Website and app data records
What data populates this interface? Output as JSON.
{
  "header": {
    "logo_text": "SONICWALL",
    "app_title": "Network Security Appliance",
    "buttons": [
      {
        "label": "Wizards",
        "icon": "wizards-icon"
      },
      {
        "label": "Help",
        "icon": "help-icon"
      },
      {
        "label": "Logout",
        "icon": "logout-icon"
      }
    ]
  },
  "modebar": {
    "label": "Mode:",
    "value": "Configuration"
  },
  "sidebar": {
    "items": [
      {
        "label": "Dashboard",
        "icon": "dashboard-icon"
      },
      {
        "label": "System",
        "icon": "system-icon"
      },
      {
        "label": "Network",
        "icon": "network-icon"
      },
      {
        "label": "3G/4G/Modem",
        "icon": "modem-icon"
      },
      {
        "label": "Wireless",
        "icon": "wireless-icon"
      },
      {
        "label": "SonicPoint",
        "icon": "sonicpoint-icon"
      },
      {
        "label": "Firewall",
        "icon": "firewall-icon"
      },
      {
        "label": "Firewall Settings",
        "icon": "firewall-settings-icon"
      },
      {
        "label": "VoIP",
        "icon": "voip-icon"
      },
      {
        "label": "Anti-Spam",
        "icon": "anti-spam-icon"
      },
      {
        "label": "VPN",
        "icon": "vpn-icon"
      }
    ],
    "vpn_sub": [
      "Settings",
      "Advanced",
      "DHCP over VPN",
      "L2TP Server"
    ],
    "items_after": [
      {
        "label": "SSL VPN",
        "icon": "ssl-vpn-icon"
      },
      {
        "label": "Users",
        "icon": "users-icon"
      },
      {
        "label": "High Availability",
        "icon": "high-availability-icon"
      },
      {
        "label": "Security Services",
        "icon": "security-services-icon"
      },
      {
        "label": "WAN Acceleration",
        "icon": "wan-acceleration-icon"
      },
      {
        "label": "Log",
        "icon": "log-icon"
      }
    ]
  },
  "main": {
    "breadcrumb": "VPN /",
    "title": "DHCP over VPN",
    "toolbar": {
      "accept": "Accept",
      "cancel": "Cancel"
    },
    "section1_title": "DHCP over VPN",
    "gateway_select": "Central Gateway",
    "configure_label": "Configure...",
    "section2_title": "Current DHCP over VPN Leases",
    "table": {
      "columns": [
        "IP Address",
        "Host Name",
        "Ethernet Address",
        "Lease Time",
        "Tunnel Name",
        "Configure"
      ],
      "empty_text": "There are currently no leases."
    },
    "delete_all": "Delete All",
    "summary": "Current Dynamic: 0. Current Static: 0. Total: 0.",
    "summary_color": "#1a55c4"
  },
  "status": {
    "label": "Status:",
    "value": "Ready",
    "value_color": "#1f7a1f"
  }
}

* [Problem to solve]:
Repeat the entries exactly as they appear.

* [Answer]:
What data populates this interface? Output as JSON.
{
  "header": {
    "logo_text": "SONICWALL",
    "app_title": "Network Security Appliance",
    "buttons": [
      {
        "label": "Wizards",
        "icon": "wizards-icon"
      },
      {
        "label": "Help",
        "icon": "help-icon"
      },
      {
        "label": "Logout",
        "icon": "logout-icon"
      }
    ]
  },
  "modebar": {
    "label": "Mode:",
    "value": "Configuration"
  },
  "sidebar": {
    "items": [
      {
        "label": "Dashboard",
        "icon": "dashboard-icon"
      },
      {
        "label": "System",
        "icon": "system-icon"
      },
      {
        "label": "Network",
        "icon": "network-icon"
      },
      {
        "label": "3G/4G/Modem",
        "icon": "modem-icon"
      },
      {
        "label": "Wireless",
        "icon": "wireless-icon"
      },
      {
        "label": "SonicPoint",
        "icon": "sonicpoint-icon"
      },
      {
        "label": "Firewall",
        "icon": "firewall-icon"
      },
      {
        "label": "Firewall Settings",
        "icon": "firewall-settings-icon"
      },
      {
        "label": "VoIP",
        "icon": "voip-icon"
      },
      {
        "label": "Anti-Spam",
        "icon": "anti-spam-icon"
      },
      {
        "label": "VPN",
        "icon": "vpn-icon"
      }
    ],
    "vpn_sub": [
      "Settings",
      "Advanced",
      "DHCP over VPN",
      "L2TP Server"
    ],
    "items_after": [
      {
        "label": "SSL VPN",
        "icon": "ssl-vpn-icon"
      },
      {
        "label": "Users",
        "icon": "users-icon"
      },
      {
        "label": "High Availability",
        "icon": "high-availability-icon"
      },
      {
        "label": "Security Services",
        "icon": "security-services-icon"
      },
      {
        "label": "WAN Acceleration",
        "icon": "wan-acceleration-icon"
      },
      {
        "label": "Log",
        "icon": "log-icon"
      }
    ]
  },
  "main": {
    "breadcrumb": "VPN /",
    "title": "DHCP over VPN",
    "toolbar": {
      "accept": "Accept",
      "cancel": "Cancel"
    },
    "section1_title": "DHCP over VPN",
    "gateway_select": "Central Gateway",
    "configure_label": "Configure...",
    "section2_title": "Current DHCP over VPN Leases",
    "table": {
      "columns": [
        "IP Address",
        "Host Name",
        "Ethernet Address",
        "Lease Time",
        "Tunnel Name",
        "Configure"
      ],
      "empty_text": "There are currently no leases."
    },
    "delete_all": "Delete All",
    "summary": "Current Dynamic: 0. Current Static: 0. Total: 0.",
    "summary_color": "#1a55c4"
  },
  "status": {
    "label": "Status:",
    "value": "Ready",
    "value_color": "#1f7a1f"
  }
}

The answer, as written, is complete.